### What you should do
Only the pictures stay out; every record is to be quoted exactly.
□ □ □ □ □ □ □
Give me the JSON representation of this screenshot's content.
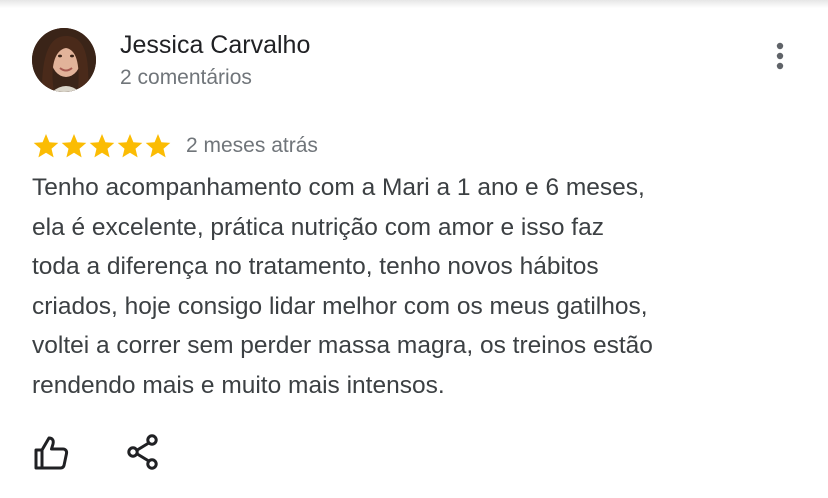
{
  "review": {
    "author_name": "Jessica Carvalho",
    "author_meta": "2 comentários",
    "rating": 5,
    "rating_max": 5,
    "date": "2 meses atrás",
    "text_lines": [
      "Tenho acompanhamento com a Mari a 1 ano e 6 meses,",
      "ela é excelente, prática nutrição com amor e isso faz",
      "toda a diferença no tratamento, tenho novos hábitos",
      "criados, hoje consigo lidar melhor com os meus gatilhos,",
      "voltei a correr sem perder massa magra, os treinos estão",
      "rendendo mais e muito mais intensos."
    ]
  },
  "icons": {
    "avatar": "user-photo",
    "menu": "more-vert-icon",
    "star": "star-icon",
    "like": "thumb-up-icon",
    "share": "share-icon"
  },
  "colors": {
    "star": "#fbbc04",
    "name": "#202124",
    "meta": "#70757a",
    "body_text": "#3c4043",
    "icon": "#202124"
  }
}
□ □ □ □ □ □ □
### Solution to the exercise
Give me the JSON representation of this screenshot's content.
{
  "review": {
    "author_name": "Jessica Carvalho",
    "author_meta": "2 comentários",
    "rating": 5,
    "rating_max": 5,
    "date": "2 meses atrás",
    "text_lines": [
      "Tenho acompanhamento com a Mari a 1 ano e 6 meses,",
      "ela é excelente, prática nutrição com amor e isso faz",
      "toda a diferença no tratamento, tenho novos hábitos",
      "criados, hoje consigo lidar melhor com os meus gatilhos,",
      "voltei a correr sem perder massa magra, os treinos estão",
      "rendendo mais e muito mais intensos."
    ]
  },
  "icons": {
    "avatar": "user-photo",
    "menu": "more-vert-icon",
    "star": "star-icon",
    "like": "thumb-up-icon",
    "share": "share-icon"
  },
  "colors": {
    "star": "#fbbc04",
    "name": "#202124",
    "meta": "#70757a",
    "body_text": "#3c4043",
    "icon": "#202124"
  }
}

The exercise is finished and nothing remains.